When the NAACP national board of directors ousted Executive Director Benjamin F. Chavis Jr. last August for secretly settling a sex discrimination suit with organization funds, we suspected Mr. Chavis' downfall might foreshadow the fate of his patron and mentor, NAACP Board Chairman William F. Gibson. Now it appears the other shoe may indeed be about to drop.
Syndicated columnist Carl Rowan has quoted unnamed sources who accuse the board chairman of "double-dipping" thousands of dollars in expense reimbursements from the civil rights group and using an NAACP credit card to finance a pattern of lavish spending that has drained the group's coffers of well over $500,000 since 1986. There has been no independent verification of Mr. Rowan's charges. Dr. Gibson has strenuously denied misusing NAACP funds.
The latest revelations are yet another blow to the NAACP's tattered public image in the wake of the Chavis ouster. The organization has been struggling to cope with a $3.5 million deficit, and some corporate donors have withheld contributions until the situation clarifies. The NAACP is currently suing Dr. Chavis to get him to repay the $82,400 he used to settle a sexual-discrimination claim by his former assistant, Mary E. Stansel. The allegations against Mr. Gibson will make it even more difficult for the NAACP to raise money to get its financial house in order.

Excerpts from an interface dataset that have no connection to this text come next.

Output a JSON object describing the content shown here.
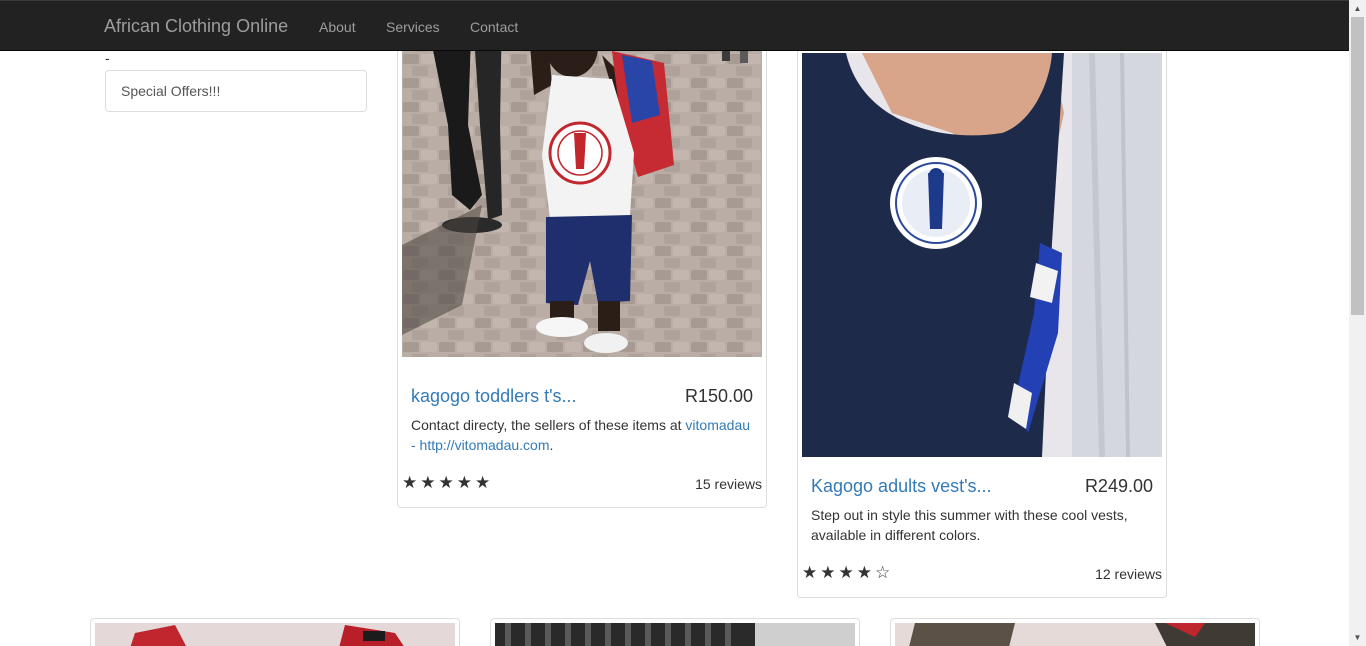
{
  "navbar": {
    "brand": "African Clothing Online",
    "links": [
      "About",
      "Services",
      "Contact"
    ]
  },
  "sidebar": {
    "dash": "-",
    "items": [
      "Special Offers!!!"
    ]
  },
  "products": [
    {
      "title": "kagogo toddlers t's...",
      "price": "R150.00",
      "description_prefix": "Contact directy, the sellers of these items at",
      "link_text": "vitomadau - http://vitomadau.com",
      "description_suffix": ".",
      "stars": "★★★★★",
      "rating": 5,
      "reviews": "15 reviews"
    },
    {
      "title": "Kagogo adults vest's...",
      "price": "R249.00",
      "description": "Step out in style this summer with these cool vests, available in different colors.",
      "stars": "★★★★☆",
      "rating": 4,
      "reviews": "12 reviews"
    }
  ],
  "colors": {
    "navbar_bg": "#222222",
    "link": "#337ab7",
    "border": "#dddddd"
  }
}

The nation's oldest civil rights organization thus has come to a sad pass indeed. Beset by financial woes and uncertain of its mission in the post-civil rights era, the group is being dragged down and its reputation sullied by the reckless conduct of its own leaders. Meanwhile, Dr. Gibson says he will not step down and that he retains the confidence of a majority of the board of directors. If that is true, and the organization does not act to repair the damage its former executive director and chairman have done, it will be a long time before the NAACP is again the national force that it once was.